DATA LISTING>
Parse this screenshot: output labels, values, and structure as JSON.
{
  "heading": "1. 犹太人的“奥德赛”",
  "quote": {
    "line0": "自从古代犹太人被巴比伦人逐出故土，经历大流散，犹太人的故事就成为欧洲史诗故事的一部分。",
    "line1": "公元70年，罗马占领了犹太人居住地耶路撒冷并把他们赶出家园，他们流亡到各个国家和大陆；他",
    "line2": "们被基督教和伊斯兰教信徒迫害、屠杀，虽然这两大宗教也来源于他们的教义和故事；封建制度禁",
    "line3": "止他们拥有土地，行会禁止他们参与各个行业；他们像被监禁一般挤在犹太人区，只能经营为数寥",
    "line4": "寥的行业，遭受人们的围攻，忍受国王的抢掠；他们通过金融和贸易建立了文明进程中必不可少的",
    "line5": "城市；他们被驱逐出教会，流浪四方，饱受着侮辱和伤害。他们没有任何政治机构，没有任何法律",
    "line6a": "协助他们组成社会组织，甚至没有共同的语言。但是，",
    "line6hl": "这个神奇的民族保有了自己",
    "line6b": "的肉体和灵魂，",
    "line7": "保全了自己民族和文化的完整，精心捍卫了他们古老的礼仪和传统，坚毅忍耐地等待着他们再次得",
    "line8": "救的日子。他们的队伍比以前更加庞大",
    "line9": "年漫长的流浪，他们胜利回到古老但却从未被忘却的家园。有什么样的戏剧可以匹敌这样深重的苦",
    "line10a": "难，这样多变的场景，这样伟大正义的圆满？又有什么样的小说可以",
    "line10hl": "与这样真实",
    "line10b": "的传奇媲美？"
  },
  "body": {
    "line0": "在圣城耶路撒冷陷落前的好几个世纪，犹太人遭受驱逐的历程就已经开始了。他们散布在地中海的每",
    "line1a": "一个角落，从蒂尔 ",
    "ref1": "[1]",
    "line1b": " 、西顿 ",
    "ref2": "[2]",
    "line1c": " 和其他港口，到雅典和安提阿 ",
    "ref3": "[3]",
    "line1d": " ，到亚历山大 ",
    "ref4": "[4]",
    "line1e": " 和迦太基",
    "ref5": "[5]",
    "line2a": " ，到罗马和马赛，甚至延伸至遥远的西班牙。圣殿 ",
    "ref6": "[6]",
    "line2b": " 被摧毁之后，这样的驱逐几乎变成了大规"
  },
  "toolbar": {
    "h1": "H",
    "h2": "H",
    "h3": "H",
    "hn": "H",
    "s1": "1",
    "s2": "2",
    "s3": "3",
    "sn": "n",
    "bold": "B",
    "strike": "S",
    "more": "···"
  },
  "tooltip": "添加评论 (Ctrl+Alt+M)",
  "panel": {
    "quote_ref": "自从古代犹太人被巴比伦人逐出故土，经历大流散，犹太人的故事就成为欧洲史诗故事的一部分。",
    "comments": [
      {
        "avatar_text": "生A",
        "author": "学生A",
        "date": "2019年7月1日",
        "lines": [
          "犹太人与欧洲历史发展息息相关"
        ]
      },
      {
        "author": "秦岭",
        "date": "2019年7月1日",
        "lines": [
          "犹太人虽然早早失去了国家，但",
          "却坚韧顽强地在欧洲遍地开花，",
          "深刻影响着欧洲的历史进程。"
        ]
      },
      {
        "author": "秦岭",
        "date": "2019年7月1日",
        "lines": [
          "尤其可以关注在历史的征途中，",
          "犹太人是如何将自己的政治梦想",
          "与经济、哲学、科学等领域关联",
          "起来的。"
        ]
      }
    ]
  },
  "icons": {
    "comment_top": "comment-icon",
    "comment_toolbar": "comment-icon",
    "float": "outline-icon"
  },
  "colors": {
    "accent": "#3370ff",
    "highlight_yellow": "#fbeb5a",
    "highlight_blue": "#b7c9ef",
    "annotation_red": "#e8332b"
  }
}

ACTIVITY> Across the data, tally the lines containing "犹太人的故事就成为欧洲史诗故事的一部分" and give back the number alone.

ANSWER TO THE EXERCISE> 2